■ **Work instruction**
Nothing should be left out. Give all the data again exactly as written.

Stored records
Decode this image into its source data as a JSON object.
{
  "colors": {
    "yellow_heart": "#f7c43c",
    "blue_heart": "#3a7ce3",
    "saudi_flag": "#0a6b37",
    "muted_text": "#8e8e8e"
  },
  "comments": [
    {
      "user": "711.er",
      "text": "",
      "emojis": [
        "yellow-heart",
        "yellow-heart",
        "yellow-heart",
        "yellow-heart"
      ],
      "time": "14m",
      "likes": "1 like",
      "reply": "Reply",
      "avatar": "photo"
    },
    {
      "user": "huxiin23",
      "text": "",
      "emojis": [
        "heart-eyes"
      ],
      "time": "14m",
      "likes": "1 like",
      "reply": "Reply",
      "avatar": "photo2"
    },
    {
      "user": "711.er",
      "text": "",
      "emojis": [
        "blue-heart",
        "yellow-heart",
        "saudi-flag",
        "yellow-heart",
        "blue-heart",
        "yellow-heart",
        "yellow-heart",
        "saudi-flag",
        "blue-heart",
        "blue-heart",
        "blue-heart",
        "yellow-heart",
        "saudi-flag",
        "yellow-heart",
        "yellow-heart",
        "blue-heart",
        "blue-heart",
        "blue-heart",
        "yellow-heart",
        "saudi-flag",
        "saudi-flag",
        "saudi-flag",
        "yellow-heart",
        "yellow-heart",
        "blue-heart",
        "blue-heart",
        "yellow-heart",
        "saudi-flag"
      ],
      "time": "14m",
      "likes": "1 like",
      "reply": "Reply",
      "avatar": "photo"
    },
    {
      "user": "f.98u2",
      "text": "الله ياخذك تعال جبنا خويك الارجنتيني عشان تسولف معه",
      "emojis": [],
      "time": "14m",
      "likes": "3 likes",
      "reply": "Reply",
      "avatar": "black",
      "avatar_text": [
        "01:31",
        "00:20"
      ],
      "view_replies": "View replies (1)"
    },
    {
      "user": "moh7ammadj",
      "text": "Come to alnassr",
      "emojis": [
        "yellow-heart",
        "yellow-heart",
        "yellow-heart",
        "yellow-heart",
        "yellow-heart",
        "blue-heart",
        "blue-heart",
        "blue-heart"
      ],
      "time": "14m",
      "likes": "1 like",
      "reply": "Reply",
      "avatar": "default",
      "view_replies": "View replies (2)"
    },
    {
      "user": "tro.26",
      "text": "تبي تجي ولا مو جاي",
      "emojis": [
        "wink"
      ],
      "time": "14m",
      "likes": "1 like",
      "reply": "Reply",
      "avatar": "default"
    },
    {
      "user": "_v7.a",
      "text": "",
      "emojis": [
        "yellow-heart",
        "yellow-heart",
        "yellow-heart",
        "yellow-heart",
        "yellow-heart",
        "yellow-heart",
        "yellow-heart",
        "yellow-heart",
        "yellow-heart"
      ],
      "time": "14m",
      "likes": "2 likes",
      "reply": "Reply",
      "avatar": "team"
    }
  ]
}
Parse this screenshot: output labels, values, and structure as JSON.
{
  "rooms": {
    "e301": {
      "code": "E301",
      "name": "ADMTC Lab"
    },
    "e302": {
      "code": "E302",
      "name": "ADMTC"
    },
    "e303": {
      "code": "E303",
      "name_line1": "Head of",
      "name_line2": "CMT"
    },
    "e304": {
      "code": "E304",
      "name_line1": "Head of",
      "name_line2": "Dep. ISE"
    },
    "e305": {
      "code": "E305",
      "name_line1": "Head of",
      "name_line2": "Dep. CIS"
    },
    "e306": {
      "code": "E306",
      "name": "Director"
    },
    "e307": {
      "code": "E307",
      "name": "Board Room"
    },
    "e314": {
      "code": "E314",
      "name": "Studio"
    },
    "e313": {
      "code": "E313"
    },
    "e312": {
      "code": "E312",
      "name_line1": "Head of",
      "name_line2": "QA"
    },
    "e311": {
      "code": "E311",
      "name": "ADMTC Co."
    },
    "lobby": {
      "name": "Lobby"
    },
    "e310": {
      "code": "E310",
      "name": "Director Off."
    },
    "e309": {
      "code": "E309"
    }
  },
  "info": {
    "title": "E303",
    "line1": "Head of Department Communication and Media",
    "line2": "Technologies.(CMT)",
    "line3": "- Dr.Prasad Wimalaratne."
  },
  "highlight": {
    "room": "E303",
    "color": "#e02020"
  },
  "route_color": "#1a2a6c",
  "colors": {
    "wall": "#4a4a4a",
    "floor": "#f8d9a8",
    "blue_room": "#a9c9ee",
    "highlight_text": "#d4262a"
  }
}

■ **Written response**
Decode this image into its source data as a JSON object.
{
  "colors": {
    "yellow_heart": "#f7c43c",
    "blue_heart": "#3a7ce3",
    "saudi_flag": "#0a6b37",
    "muted_text": "#8e8e8e"
  },
  "comments": [
    {
      "user": "711.er",
      "text": "",
      "emojis": [
        "yellow-heart",
        "yellow-heart",
        "yellow-heart",
        "yellow-heart"
      ],
      "time": "14m",
      "likes": "1 like",
      "reply": "Reply",
      "avatar": "photo"
    },
    {
      "user": "huxiin23",
      "text": "",
      "emojis": [
        "heart-eyes"
      ],
      "time": "14m",
      "likes": "1 like",
      "reply": "Reply",
      "avatar": "photo2"
    },
    {
      "user": "711.er",
      "text": "",
      "emojis": [
        "blue-heart",
        "yellow-heart",
        "saudi-flag",
        "yellow-heart",
        "blue-heart",
        "yellow-heart",
        "yellow-heart",
        "saudi-flag",
        "blue-heart",
        "blue-heart",
        "blue-heart",
        "yellow-heart",
        "saudi-flag",
        "yellow-heart",
        "yellow-heart",
        "blue-heart",
        "blue-heart",
        "blue-heart",
        "yellow-heart",
        "saudi-flag",
        "saudi-flag",
        "saudi-flag",
        "yellow-heart",
        "yellow-heart",
        "blue-heart",
        "blue-heart",
        "yellow-heart",
        "saudi-flag"
      ],
      "time": "14m",
      "likes": "1 like",
      "reply": "Reply",
      "avatar": "photo"
    },
    {
      "user": "f.98u2",
      "text": "الله ياخذك تعال جبنا خويك الارجنتيني عشان تسولف معه",
      "emojis": [],
      "time": "14m",
      "likes": "3 likes",
      "reply": "Reply",
      "avatar": "black",
      "avatar_text": [
        "01:31",
        "00:20"
      ],
      "view_replies": "View replies (1)"
    },
    {
      "user": "moh7ammadj",
      "text": "Come to alnassr",
      "emojis": [
        "yellow-heart",
        "yellow-heart",
        "yellow-heart",
        "yellow-heart",
        "yellow-heart",
        "blue-heart",
        "blue-heart",
        "blue-heart"
      ],
      "time": "14m",
      "likes": "1 like",
      "reply": "Reply",
      "avatar": "default",
      "view_replies": "View replies (2)"
    },
    {
      "user": "tro.26",
      "text": "تبي تجي ولا مو جاي",
      "emojis": [
        "wink"
      ],
      "time": "14m",
      "likes": "1 like",
      "reply": "Reply",
      "avatar": "default"
    },
    {
      "user": "_v7.a",
      "text": "",
      "emojis": [
        "yellow-heart",
        "yellow-heart",
        "yellow-heart",
        "yellow-heart",
        "yellow-heart",
        "yellow-heart",
        "yellow-heart",
        "yellow-heart",
        "yellow-heart"
      ],
      "time": "14m",
      "likes": "2 likes",
      "reply": "Reply",
      "avatar": "team"
    }
  ]
}
Parse this screenshot: output labels, values, and structure as JSON.
{
  "rooms": {
    "e301": {
      "code": "E301",
      "name": "ADMTC Lab"
    },
    "e302": {
      "code": "E302",
      "name": "ADMTC"
    },
    "e303": {
      "code": "E303",
      "name_line1": "Head of",
      "name_line2": "CMT"
    },
    "e304": {
      "code": "E304",
      "name_line1": "Head of",
      "name_line2": "Dep. ISE"
    },
    "e305": {
      "code": "E305",
      "name_line1": "Head of",
      "name_line2": "Dep. CIS"
    },
    "e306": {
      "code": "E306",
      "name": "Director"
    },
    "e307": {
      "code": "E307",
      "name": "Board Room"
    },
    "e314": {
      "code": "E314",
      "name": "Studio"
    },
    "e313": {
      "code": "E313"
    },
    "e312": {
      "code": "E312",
      "name_line1": "Head of",
      "name_line2": "QA"
    },
    "e311": {
      "code": "E311",
      "name": "ADMTC Co."
    },
    "lobby": {
      "name": "Lobby"
    },
    "e310": {
      "code": "E310",
      "name": "Director Off."
    },
    "e309": {
      "code": "E309"
    }
  },
  "info": {
    "title": "E303",
    "line1": "Head of Department Communication and Media",
    "line2": "Technologies.(CMT)",
    "line3": "- Dr.Prasad Wimalaratne."
  },
  "highlight": {
    "room": "E303",
    "color": "#e02020"
  },
  "route_color": "#1a2a6c",
  "colors": {
    "wall": "#4a4a4a",
    "floor": "#f8d9a8",
    "blue_room": "#a9c9ee",
    "highlight_text": "#d4262a"
  }
}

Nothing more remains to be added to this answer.